[Component data from apps and pages]
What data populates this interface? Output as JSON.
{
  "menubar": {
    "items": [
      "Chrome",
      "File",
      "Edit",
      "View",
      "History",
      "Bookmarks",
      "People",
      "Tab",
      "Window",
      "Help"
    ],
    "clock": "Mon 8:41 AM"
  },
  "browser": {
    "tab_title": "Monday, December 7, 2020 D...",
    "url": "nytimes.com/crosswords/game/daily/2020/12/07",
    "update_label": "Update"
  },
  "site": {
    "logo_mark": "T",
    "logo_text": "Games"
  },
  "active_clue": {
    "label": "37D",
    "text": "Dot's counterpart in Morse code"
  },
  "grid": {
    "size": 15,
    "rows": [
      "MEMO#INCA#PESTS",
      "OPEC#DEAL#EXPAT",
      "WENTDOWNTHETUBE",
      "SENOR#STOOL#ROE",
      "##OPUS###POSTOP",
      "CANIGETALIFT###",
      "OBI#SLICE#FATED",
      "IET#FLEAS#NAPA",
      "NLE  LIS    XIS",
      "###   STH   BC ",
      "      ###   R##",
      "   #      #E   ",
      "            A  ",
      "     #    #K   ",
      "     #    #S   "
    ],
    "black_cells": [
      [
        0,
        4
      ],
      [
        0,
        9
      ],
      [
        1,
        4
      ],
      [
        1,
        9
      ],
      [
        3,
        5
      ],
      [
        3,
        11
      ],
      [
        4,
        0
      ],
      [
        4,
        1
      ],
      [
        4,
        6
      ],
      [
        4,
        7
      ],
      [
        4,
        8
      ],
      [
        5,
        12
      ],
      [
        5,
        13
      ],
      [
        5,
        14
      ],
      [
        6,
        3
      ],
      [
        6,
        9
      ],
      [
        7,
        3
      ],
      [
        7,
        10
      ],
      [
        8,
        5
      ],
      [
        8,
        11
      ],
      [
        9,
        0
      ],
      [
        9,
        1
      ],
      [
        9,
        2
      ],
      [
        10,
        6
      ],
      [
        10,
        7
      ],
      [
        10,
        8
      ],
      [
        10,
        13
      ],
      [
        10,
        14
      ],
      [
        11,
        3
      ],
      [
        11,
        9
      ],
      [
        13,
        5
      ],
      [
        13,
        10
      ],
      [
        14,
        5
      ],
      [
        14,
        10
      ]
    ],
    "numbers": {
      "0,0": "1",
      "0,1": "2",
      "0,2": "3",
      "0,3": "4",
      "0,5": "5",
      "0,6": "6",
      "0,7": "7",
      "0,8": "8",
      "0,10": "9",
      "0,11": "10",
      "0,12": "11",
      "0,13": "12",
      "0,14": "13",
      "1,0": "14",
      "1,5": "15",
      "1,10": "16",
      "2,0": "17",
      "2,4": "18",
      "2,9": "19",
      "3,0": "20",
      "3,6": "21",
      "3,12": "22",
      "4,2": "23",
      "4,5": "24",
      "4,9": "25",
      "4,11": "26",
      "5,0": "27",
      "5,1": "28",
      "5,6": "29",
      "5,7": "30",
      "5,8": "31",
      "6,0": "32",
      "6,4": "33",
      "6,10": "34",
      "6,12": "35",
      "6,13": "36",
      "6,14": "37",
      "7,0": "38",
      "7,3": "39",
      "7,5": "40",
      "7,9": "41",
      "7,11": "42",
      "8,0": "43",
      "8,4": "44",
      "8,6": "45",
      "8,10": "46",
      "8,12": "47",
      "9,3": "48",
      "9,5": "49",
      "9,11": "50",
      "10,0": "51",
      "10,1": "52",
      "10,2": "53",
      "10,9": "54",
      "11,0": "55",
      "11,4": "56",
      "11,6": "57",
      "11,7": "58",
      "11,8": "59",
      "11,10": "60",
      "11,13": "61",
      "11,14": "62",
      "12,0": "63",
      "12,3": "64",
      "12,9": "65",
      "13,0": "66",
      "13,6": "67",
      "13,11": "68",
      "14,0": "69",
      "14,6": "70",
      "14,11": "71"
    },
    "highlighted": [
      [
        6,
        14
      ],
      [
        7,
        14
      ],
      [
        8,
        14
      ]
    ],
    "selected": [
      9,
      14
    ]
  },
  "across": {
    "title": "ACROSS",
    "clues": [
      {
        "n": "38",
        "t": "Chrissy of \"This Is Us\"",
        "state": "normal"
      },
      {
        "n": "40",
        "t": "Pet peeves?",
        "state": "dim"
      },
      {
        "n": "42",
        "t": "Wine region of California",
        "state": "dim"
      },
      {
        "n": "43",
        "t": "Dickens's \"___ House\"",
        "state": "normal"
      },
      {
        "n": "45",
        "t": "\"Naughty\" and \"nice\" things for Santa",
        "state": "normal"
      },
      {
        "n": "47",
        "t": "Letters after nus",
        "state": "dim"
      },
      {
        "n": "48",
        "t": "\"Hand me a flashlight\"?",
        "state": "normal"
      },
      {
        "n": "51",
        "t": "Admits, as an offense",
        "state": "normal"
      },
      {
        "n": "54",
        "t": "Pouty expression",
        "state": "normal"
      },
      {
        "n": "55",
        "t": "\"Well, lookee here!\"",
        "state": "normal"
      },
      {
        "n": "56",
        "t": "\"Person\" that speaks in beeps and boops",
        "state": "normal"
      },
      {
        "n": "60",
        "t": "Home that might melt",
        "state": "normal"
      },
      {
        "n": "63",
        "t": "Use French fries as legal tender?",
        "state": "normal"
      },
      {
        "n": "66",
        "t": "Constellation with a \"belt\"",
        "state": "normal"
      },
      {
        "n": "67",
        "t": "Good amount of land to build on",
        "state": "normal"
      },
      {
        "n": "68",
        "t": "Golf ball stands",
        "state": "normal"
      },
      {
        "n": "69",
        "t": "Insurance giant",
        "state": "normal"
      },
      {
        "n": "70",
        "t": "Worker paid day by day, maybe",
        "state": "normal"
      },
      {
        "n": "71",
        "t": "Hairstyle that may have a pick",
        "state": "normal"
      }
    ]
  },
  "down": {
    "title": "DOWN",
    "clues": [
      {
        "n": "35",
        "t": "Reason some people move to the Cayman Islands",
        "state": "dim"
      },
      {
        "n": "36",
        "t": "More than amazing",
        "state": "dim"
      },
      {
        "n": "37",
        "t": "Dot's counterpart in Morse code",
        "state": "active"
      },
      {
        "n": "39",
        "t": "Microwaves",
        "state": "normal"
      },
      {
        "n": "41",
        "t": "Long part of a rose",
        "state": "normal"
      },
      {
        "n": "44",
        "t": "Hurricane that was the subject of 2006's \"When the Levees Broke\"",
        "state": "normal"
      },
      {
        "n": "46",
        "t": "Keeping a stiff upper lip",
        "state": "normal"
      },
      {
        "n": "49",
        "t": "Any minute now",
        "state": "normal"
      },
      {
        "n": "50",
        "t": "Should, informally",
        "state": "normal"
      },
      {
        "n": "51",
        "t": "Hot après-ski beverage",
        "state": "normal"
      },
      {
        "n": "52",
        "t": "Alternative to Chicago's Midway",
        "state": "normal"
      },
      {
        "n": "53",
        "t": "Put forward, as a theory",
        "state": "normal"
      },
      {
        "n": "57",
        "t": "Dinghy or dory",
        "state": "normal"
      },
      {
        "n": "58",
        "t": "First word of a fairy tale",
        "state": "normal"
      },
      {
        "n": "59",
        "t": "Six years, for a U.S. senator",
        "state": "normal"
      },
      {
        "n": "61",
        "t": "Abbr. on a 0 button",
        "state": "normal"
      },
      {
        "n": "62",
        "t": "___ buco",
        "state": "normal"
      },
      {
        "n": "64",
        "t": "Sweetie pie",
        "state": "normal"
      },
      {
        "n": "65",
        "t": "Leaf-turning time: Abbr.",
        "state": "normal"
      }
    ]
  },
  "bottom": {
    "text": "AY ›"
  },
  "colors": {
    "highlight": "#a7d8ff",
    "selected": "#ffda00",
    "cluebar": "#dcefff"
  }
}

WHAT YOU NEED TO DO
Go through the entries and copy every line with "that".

TASK OUTPUT
        "t": "\"Person\" that speaks in beeps and boops",
        "t": "Home that might melt",
        "t": "Hairstyle that may have a pick",
        "t": "Hurricane that was the subject of 2006's \"When the Levees Broke\"",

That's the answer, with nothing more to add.